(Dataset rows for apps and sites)
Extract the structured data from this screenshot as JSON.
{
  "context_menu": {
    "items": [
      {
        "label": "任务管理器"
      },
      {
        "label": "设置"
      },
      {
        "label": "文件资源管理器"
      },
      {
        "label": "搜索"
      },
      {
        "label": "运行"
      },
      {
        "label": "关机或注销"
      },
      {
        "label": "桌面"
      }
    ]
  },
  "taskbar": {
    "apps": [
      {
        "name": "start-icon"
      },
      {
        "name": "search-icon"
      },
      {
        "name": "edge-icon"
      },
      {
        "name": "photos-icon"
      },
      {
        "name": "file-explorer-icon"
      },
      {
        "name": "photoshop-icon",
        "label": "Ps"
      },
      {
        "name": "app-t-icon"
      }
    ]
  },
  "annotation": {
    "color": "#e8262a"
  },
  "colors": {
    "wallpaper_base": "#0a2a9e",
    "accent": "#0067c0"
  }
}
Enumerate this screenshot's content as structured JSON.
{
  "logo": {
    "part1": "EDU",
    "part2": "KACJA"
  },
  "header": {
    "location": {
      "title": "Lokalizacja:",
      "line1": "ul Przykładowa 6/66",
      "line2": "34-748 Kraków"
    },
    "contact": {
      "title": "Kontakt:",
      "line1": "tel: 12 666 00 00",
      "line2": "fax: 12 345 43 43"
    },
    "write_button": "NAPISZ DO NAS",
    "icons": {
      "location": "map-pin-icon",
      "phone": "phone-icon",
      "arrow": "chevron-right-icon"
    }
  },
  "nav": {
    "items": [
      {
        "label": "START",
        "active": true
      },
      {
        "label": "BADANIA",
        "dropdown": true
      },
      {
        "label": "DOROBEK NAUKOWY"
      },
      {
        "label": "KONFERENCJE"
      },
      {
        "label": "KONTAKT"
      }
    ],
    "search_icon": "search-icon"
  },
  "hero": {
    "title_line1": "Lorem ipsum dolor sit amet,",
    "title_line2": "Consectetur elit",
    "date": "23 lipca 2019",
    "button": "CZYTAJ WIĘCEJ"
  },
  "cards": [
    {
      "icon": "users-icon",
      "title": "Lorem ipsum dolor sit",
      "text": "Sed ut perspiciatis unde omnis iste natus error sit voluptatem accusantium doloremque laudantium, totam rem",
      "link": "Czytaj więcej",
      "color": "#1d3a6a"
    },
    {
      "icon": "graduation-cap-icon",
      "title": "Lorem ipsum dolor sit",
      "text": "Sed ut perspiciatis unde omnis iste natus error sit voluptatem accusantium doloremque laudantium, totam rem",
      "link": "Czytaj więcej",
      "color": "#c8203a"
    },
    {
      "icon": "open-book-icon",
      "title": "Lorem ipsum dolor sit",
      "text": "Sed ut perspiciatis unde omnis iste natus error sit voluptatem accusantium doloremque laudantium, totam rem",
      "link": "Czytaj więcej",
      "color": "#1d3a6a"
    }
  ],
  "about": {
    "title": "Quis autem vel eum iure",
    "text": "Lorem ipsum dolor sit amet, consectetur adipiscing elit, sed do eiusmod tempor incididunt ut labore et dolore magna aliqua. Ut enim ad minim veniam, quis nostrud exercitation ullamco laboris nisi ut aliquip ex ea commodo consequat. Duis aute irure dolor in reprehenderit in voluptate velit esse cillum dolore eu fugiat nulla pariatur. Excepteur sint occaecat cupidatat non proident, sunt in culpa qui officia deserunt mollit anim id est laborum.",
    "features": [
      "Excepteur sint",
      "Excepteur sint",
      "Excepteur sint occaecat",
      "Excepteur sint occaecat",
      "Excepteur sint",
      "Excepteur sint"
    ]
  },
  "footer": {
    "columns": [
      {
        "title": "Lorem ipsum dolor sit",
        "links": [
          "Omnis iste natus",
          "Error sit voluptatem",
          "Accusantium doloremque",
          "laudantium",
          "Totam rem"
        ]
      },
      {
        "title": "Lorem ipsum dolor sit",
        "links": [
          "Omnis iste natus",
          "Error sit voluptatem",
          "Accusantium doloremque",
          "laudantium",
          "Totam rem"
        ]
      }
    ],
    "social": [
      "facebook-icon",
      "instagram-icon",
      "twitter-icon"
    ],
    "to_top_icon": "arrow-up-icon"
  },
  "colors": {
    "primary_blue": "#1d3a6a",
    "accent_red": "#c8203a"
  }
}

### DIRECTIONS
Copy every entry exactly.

### RESPONSE BELOW
Extract the structured data from this screenshot as JSON.
{
  "context_menu": {
    "items": [
      {
        "label": "任务管理器"
      },
      {
        "label": "设置"
      },
      {
        "label": "文件资源管理器"
      },
      {
        "label": "搜索"
      },
      {
        "label": "运行"
      },
      {
        "label": "关机或注销"
      },
      {
        "label": "桌面"
      }
    ]
  },
  "taskbar": {
    "apps": [
      {
        "name": "start-icon"
      },
      {
        "name": "search-icon"
      },
      {
        "name": "edge-icon"
      },
      {
        "name": "photos-icon"
      },
      {
        "name": "file-explorer-icon"
      },
      {
        "name": "photoshop-icon",
        "label": "Ps"
      },
      {
        "name": "app-t-icon"
      }
    ]
  },
  "annotation": {
    "color": "#e8262a"
  },
  "colors": {
    "wallpaper_base": "#0a2a9e",
    "accent": "#0067c0"
  }
}
Enumerate this screenshot's content as structured JSON.
{
  "logo": {
    "part1": "EDU",
    "part2": "KACJA"
  },
  "header": {
    "location": {
      "title": "Lokalizacja:",
      "line1": "ul Przykładowa 6/66",
      "line2": "34-748 Kraków"
    },
    "contact": {
      "title": "Kontakt:",
      "line1": "tel: 12 666 00 00",
      "line2": "fax: 12 345 43 43"
    },
    "write_button": "NAPISZ DO NAS",
    "icons": {
      "location": "map-pin-icon",
      "phone": "phone-icon",
      "arrow": "chevron-right-icon"
    }
  },
  "nav": {
    "items": [
      {
        "label": "START",
        "active": true
      },
      {
        "label": "BADANIA",
        "dropdown": true
      },
      {
        "label": "DOROBEK NAUKOWY"
      },
      {
        "label": "KONFERENCJE"
      },
      {
        "label": "KONTAKT"
      }
    ],
    "search_icon": "search-icon"
  },
  "hero": {
    "title_line1": "Lorem ipsum dolor sit amet,",
    "title_line2": "Consectetur elit",
    "date": "23 lipca 2019",
    "button": "CZYTAJ WIĘCEJ"
  },
  "cards": [
    {
      "icon": "users-icon",
      "title": "Lorem ipsum dolor sit",
      "text": "Sed ut perspiciatis unde omnis iste natus error sit voluptatem accusantium doloremque laudantium, totam rem",
      "link": "Czytaj więcej",
      "color": "#1d3a6a"
    },
    {
      "icon": "graduation-cap-icon",
      "title": "Lorem ipsum dolor sit",
      "text": "Sed ut perspiciatis unde omnis iste natus error sit voluptatem accusantium doloremque laudantium, totam rem",
      "link": "Czytaj więcej",
      "color": "#c8203a"
    },
    {
      "icon": "open-book-icon",
      "title": "Lorem ipsum dolor sit",
      "text": "Sed ut perspiciatis unde omnis iste natus error sit voluptatem accusantium doloremque laudantium, totam rem",
      "link": "Czytaj więcej",
      "color": "#1d3a6a"
    }
  ],
  "about": {
    "title": "Quis autem vel eum iure",
    "text": "Lorem ipsum dolor sit amet, consectetur adipiscing elit, sed do eiusmod tempor incididunt ut labore et dolore magna aliqua. Ut enim ad minim veniam, quis nostrud exercitation ullamco laboris nisi ut aliquip ex ea commodo consequat. Duis aute irure dolor in reprehenderit in voluptate velit esse cillum dolore eu fugiat nulla pariatur. Excepteur sint occaecat cupidatat non proident, sunt in culpa qui officia deserunt mollit anim id est laborum.",
    "features": [
      "Excepteur sint",
      "Excepteur sint",
      "Excepteur sint occaecat",
      "Excepteur sint occaecat",
      "Excepteur sint",
      "Excepteur sint"
    ]
  },
  "footer": {
    "columns": [
      {
        "title": "Lorem ipsum dolor sit",
        "links": [
          "Omnis iste natus",
          "Error sit voluptatem",
          "Accusantium doloremque",
          "laudantium",
          "Totam rem"
        ]
      },
      {
        "title": "Lorem ipsum dolor sit",
        "links": [
          "Omnis iste natus",
          "Error sit voluptatem",
          "Accusantium doloremque",
          "laudantium",
          "Totam rem"
        ]
      }
    ],
    "social": [
      "facebook-icon",
      "instagram-icon",
      "twitter-icon"
    ],
    "to_top_icon": "arrow-up-icon"
  },
  "colors": {
    "primary_blue": "#1d3a6a",
    "accent_red": "#c8203a"
  }
}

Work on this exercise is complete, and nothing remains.